A new untraceable SMS text messaging system has been developed by computer scientists at the Massachusetts Institute of Technology. MIT claims that this system is even more secure than the Tor anonymity network and has the power to create truly anonymous SMS communications.

Cracking the code

In July 2015, researchers from MIT and the Qatar Computing Research Institute succeeded in cracking a security vulnerability which affected the Tor anonymity network, allowing them to identify hidden servers with an accuracy rate of up to 88%. The researchers achieved this by looking for patterns in the number of packets passing in each direction through Tor nodes, and found that they could tell with 99% accuracy whether a circuit was for a regular browsing request – an introduction point (which gives a user access to a hidden site) or a rendezvous point, which is used when another user wishes to connect to the same hidden site at the same time as the first user.

Taking into account their findings, several researchers at MIT’s Computer Science and Artificial Intelligence Laboratory have developed a new system which permits text messages to be exchanged between two parties at a rate of roughly one per minute. Their system, named ‘Vuvuzela’, provides a strong mathematical guarantee of user anonymity by drowning out any visible traffic patterns which could potentially lead to identification of parties through issuing large quantities of bogus information.

Creating a virtual safe

securesms3In order for the system to work, one user leaves a message for another user at a predefined location (e.g. a memory address on an internet-connected dead-drop server), whilst the other user retrieves the message. So if three people were using the system, but only two of them were actually sending text messages, it would look obvious that the two people were talking to one another, as the only traffic on that server would result from exchanges between these two people. Therefore, in order to hide this, the system makes all users send out regular messages to the dead-drop server regardless of whether they contain any information or not, thus making the traffic pattern appear as if there is traffic going through the server from a number of locations at all times.

However, sending out regular spoof messages isn’t enough to deter someone who infiltrates the dead-drop server from identifying which users are actually communicating. So to make things even trickier for any attackers to infiltrate Vuvuzela, the system uses not one but three different servers. Therefore, all the messages, fake or real, are sent through the system wrapped in three layers of encryption. This increases security massively as the first servers peels off the first layer of encryption on a message then passes it onto the second server, but the first server also intentionally mixes up the order of the messages so they get to the second server in a different order. The second server then does the same, meaning that only the third server can see which are the real messages which need to go to the memory address for a user to pick it up.

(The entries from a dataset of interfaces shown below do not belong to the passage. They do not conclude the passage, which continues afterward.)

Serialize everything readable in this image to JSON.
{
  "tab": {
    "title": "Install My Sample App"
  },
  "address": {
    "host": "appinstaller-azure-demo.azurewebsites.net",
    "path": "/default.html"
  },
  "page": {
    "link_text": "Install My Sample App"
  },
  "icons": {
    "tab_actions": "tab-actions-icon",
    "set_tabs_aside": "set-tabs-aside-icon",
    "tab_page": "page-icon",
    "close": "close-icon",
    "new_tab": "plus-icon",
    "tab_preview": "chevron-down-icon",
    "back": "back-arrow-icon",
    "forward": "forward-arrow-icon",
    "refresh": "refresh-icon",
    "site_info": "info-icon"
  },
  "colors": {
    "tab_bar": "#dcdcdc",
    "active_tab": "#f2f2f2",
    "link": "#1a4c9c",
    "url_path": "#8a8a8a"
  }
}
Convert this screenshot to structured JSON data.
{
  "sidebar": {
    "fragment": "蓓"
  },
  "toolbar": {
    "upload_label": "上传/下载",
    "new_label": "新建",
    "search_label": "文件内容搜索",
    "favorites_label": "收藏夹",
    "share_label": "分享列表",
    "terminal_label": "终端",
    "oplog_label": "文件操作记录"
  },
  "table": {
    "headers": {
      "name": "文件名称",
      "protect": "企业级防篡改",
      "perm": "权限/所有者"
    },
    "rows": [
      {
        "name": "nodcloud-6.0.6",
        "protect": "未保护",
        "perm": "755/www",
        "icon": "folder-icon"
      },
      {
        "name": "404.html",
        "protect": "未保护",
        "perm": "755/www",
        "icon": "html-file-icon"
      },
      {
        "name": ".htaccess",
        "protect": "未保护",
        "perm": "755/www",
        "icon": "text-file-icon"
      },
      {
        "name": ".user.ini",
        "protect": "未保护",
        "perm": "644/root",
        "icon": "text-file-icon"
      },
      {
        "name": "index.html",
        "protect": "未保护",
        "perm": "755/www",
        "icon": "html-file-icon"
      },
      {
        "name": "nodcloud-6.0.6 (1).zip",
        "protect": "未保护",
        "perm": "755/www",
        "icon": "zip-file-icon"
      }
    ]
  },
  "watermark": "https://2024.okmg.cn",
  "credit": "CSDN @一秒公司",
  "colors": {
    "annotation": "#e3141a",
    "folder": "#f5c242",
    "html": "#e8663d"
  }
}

MIT states that statistically, as long as one of the three servers is not compromised, the system will continue to work to protect the messages and their senders.